> **DIRECTIONS**
Across the entries that follow, work out the number of lines containing the string "Mason", and state it alone.

> **RAW DATA**
───

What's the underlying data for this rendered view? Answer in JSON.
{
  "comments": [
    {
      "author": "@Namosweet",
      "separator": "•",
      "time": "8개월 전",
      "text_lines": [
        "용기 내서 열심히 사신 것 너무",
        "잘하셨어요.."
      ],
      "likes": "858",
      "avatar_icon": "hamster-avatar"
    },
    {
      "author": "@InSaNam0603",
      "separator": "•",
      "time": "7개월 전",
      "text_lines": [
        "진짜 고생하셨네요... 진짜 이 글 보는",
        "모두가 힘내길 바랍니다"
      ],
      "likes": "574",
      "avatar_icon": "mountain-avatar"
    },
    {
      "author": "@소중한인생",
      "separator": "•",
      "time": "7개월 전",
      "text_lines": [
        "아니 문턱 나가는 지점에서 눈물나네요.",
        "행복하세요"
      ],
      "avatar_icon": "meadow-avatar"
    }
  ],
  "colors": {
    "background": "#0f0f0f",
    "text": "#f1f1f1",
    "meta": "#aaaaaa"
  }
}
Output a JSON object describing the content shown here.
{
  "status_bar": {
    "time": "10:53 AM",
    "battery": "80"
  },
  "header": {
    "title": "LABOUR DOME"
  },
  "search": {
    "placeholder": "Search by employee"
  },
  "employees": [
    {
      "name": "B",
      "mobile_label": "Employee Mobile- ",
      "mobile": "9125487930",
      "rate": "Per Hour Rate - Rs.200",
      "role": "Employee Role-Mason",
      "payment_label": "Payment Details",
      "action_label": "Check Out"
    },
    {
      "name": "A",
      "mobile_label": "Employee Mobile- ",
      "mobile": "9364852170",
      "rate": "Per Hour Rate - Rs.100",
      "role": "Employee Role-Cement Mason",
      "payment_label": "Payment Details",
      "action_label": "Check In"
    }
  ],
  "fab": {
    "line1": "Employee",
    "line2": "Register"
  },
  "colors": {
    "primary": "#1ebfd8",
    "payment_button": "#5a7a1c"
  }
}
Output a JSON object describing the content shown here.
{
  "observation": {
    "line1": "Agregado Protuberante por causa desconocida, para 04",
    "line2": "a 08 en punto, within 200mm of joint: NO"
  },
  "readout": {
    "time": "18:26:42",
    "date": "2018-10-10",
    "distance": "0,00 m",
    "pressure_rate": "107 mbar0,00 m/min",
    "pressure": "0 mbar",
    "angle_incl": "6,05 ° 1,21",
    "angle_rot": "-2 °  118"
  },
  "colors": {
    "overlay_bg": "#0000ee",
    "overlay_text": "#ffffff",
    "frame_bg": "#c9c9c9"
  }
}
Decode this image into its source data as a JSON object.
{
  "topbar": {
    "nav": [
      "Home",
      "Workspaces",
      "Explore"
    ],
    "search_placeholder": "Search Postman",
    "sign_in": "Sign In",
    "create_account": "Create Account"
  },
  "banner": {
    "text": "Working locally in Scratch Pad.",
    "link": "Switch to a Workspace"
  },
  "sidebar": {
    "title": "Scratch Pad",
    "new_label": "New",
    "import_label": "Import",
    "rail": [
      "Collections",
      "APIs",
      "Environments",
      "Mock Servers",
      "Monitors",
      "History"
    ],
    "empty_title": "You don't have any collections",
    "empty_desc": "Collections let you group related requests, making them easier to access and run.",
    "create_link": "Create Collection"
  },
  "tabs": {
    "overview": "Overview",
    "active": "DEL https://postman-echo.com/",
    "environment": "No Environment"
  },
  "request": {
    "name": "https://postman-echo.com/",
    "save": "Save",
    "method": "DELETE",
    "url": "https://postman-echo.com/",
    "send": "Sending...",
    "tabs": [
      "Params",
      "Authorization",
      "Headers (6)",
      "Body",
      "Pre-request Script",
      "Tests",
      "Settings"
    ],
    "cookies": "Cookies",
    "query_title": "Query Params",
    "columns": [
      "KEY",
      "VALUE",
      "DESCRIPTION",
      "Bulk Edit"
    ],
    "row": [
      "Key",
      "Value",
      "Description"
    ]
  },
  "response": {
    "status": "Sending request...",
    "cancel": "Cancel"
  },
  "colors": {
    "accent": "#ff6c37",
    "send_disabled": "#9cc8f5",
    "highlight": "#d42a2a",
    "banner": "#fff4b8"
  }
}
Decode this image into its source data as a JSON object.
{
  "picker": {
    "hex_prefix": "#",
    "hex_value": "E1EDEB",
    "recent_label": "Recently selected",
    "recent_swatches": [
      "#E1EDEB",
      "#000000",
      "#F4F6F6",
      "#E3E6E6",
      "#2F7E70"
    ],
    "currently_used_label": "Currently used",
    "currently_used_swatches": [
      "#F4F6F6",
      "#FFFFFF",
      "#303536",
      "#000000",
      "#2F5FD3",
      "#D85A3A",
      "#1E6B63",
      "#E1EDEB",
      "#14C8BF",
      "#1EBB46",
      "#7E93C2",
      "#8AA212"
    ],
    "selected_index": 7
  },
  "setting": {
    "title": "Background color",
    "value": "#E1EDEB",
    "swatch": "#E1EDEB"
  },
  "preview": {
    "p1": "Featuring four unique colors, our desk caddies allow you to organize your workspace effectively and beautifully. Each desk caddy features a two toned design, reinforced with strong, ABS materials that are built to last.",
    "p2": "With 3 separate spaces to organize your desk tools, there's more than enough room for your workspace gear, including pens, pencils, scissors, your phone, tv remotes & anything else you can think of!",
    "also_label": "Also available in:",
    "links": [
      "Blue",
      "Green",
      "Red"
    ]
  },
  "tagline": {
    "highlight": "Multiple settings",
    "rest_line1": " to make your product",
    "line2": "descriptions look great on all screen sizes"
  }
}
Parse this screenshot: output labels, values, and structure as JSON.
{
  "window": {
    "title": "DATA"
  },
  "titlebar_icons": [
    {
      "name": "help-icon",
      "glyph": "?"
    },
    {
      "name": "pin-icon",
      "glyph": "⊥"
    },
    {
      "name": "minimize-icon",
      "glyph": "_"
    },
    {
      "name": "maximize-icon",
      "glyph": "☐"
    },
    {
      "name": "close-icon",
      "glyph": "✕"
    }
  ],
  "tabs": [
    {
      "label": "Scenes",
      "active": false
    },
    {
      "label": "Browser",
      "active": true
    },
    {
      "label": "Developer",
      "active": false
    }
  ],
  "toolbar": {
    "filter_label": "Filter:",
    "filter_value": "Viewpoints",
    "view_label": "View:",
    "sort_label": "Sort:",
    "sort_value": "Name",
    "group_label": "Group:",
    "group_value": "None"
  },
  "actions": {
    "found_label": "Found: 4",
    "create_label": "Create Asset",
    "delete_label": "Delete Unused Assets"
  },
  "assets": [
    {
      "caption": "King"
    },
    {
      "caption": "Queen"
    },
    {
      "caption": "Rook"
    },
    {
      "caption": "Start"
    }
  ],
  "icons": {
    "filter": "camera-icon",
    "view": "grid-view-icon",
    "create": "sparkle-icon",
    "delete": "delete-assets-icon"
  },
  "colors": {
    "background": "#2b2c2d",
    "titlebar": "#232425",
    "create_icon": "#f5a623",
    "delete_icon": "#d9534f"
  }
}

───

> **SOLVED EXERCISE**
2